[Dataset entries]
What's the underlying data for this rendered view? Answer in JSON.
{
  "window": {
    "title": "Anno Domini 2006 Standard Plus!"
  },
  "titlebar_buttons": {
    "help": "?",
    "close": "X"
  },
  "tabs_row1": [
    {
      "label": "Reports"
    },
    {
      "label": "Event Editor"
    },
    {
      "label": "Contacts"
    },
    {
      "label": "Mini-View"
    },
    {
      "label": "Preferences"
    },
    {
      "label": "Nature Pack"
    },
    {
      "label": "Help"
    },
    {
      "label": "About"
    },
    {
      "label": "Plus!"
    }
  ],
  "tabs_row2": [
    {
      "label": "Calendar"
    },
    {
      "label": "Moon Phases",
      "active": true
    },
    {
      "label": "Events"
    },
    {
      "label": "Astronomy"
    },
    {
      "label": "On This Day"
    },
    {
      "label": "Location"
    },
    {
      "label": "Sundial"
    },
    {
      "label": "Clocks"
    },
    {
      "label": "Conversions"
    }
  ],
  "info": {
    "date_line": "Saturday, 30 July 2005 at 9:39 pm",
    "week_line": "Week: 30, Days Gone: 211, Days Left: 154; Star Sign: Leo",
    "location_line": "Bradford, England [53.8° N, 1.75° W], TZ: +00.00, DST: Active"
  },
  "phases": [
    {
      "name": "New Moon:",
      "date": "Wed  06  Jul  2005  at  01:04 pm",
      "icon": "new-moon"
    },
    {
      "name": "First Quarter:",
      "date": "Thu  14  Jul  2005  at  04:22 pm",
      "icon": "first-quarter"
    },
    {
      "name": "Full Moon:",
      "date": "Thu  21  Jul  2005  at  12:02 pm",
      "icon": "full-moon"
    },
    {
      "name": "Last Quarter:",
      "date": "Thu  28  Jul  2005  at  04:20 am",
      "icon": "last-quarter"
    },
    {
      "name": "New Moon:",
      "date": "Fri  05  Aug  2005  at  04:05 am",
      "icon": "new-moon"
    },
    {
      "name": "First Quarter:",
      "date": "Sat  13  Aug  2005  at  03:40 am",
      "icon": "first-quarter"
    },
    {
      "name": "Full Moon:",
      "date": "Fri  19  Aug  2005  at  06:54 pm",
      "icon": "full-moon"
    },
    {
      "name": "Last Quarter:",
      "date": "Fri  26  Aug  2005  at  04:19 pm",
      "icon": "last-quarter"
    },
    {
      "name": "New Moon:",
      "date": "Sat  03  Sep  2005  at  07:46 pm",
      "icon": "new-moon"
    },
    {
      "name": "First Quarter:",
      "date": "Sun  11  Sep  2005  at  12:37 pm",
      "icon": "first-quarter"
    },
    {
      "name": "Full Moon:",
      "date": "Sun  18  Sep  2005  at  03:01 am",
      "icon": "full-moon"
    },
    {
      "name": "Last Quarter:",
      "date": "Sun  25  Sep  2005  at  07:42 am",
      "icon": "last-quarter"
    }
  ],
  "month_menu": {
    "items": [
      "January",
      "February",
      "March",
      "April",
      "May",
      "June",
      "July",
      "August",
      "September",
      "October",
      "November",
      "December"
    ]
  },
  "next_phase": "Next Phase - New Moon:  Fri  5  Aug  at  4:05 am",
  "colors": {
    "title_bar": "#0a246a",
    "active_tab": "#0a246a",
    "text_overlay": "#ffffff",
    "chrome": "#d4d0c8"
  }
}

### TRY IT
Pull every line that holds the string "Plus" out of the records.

### RESULT OF THE TASK
    "title": "Anno Domini 2006 Standard Plus!"
      "label": "Plus!"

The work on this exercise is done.